To that end, our clergy and staff, in partnership with the Task Force and our Board of Trustees, revised and updated our harassment policy so that it doesn’t just address employment harassment in the workplace (which of course remains critically important), but also expands our understanding of harassment and the ways it can be perpetrated by clergy (God forbid) toward congregants; by congregants toward staff; and harassment that can take place under synagogue auspices between one congregant and another.

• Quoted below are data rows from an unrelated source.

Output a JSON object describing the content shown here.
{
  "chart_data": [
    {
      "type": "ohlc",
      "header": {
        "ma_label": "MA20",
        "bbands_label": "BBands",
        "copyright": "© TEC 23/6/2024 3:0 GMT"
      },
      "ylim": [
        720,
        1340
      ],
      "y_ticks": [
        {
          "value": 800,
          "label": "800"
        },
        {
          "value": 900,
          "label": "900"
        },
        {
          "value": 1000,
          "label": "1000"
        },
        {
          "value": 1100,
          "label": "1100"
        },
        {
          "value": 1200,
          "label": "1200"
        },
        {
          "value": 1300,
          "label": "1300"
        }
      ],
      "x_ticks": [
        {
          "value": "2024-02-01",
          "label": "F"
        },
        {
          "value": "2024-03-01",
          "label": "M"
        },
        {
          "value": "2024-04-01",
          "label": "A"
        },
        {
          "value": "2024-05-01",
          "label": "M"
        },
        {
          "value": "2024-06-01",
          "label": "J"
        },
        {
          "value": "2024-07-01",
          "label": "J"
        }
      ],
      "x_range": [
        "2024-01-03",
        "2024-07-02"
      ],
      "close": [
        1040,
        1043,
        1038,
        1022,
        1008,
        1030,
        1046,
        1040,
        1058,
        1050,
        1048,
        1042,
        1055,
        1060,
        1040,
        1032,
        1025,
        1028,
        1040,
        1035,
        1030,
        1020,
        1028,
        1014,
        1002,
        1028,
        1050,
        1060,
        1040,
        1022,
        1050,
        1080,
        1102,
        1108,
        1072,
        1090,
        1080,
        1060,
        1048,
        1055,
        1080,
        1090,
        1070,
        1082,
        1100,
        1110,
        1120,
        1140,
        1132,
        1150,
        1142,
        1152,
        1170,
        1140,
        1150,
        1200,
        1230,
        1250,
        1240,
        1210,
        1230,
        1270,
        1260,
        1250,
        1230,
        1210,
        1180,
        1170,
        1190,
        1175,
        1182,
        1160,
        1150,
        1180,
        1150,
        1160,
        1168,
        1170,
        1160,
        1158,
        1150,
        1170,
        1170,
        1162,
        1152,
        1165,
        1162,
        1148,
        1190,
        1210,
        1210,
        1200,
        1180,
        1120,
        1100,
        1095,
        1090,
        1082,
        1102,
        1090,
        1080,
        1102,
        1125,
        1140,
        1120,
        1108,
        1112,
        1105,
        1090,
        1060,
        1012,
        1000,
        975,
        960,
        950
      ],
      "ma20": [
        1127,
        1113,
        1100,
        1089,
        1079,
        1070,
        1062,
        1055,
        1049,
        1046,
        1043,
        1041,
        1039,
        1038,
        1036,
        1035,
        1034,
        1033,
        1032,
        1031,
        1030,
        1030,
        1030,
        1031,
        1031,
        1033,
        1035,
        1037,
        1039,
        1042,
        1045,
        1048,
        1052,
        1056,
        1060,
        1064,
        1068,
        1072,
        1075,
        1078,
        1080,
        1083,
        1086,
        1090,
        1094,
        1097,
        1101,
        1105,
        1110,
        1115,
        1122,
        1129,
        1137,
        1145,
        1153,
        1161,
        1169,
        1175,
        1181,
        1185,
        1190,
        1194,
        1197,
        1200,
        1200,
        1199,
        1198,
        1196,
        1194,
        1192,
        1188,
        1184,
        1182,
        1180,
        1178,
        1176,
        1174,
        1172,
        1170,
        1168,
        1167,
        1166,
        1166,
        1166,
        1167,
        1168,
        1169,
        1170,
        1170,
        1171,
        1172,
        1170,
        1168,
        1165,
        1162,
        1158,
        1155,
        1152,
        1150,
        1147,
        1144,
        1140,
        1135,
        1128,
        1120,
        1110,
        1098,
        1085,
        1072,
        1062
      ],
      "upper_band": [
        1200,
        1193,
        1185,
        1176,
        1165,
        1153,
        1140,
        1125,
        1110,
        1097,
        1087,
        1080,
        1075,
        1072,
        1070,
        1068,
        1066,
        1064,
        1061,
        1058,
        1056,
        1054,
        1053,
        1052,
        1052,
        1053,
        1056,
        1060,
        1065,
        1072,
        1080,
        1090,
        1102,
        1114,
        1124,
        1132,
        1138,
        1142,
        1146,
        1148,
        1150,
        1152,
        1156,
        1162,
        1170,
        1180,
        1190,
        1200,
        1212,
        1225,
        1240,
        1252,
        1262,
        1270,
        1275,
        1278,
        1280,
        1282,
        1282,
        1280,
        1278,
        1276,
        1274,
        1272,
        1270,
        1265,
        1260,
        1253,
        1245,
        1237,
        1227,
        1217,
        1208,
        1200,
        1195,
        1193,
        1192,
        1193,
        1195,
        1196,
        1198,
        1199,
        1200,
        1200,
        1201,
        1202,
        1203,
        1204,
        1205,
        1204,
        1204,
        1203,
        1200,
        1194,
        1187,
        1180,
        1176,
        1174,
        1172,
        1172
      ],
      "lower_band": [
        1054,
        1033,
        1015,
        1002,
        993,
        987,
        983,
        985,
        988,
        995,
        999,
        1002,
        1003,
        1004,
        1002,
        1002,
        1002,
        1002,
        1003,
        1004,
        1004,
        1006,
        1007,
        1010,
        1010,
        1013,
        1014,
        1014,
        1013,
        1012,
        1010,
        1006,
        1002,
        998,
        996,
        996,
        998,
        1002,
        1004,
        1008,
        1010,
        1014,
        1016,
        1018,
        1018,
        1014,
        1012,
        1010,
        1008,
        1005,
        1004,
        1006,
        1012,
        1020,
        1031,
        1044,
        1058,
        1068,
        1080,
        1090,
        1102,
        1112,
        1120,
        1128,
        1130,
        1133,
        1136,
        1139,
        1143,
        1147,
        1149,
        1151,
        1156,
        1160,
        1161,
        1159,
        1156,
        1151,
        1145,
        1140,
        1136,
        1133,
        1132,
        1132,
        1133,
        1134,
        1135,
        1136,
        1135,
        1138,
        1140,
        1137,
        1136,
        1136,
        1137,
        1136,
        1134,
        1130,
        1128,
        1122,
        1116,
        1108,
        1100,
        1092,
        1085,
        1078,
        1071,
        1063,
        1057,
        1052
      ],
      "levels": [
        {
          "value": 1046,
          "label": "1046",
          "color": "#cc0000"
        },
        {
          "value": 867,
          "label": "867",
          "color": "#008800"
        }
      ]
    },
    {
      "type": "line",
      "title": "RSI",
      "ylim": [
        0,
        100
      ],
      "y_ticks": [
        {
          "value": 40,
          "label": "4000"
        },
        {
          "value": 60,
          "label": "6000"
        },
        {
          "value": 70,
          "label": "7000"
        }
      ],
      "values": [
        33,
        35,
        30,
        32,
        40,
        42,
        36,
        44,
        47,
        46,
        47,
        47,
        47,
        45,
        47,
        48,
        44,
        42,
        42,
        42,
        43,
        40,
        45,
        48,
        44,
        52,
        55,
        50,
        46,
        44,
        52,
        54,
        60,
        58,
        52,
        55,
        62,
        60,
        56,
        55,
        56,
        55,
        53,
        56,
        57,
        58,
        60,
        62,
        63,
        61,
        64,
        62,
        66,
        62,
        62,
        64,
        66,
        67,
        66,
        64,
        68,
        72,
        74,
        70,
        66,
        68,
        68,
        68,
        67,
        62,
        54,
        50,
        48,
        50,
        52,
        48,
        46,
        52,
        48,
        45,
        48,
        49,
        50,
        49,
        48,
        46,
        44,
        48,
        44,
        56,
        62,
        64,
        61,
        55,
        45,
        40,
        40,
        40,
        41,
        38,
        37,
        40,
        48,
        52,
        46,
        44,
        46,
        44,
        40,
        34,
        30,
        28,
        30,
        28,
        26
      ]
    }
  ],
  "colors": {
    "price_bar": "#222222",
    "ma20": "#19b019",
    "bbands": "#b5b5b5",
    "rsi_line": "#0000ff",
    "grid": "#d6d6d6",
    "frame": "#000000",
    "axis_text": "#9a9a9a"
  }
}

I hope you’ll join me, Executive Director Fawn Mendel, and members of our lay leadership on Tuesday October 18th at 7:30 PM via Zoom for an open conversation about the policy, and about the Jewish values that stand behind it.  More importantly: I hope that this conversation inspires you to serve as activists and change agents in the other circles of your life – whether at other non profits you are affiliated with, your workplace, country club or neighborhood association.  The reports of our Reform movement, and the recent history of MeToo, have taught us that this work needs to be done in every sector of society.  The onus is on us to work together to make our communities safer.

          “Days are scrolls.  Write on them what you want remembered.”  What will we write on our scrolls in this new year?  What do we want remembered?

Jewish theologian Dr. Judith Plaskow teaches us: “Feminism, I believe, aims at the liberation of all women and all people, and is thus not a movement for individual equality, but for the creation of a society that no longer construes difference in terms of superiority and subordination.”[6]

May 5783 be the year in which that vision becomes our new reality. 

Related Resources:

Fri, February 3 2023 12 Sh'vat 5783